→ **SOURCE MATERIAL**
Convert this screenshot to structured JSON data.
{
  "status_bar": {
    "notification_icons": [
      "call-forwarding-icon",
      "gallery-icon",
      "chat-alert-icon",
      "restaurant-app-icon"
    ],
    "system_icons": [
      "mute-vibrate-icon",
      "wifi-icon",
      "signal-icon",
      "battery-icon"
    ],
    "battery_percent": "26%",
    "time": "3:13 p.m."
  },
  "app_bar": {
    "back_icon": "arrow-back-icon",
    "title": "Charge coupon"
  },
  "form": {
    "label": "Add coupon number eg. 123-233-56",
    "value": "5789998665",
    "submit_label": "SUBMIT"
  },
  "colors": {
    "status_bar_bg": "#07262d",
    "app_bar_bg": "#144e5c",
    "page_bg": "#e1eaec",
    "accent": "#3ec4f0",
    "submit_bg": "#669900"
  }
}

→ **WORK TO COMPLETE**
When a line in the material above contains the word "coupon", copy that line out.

→ **REPLY TO THE TASK**
    "title": "Charge coupon"
    "label": "Add coupon number eg. 123-233-56",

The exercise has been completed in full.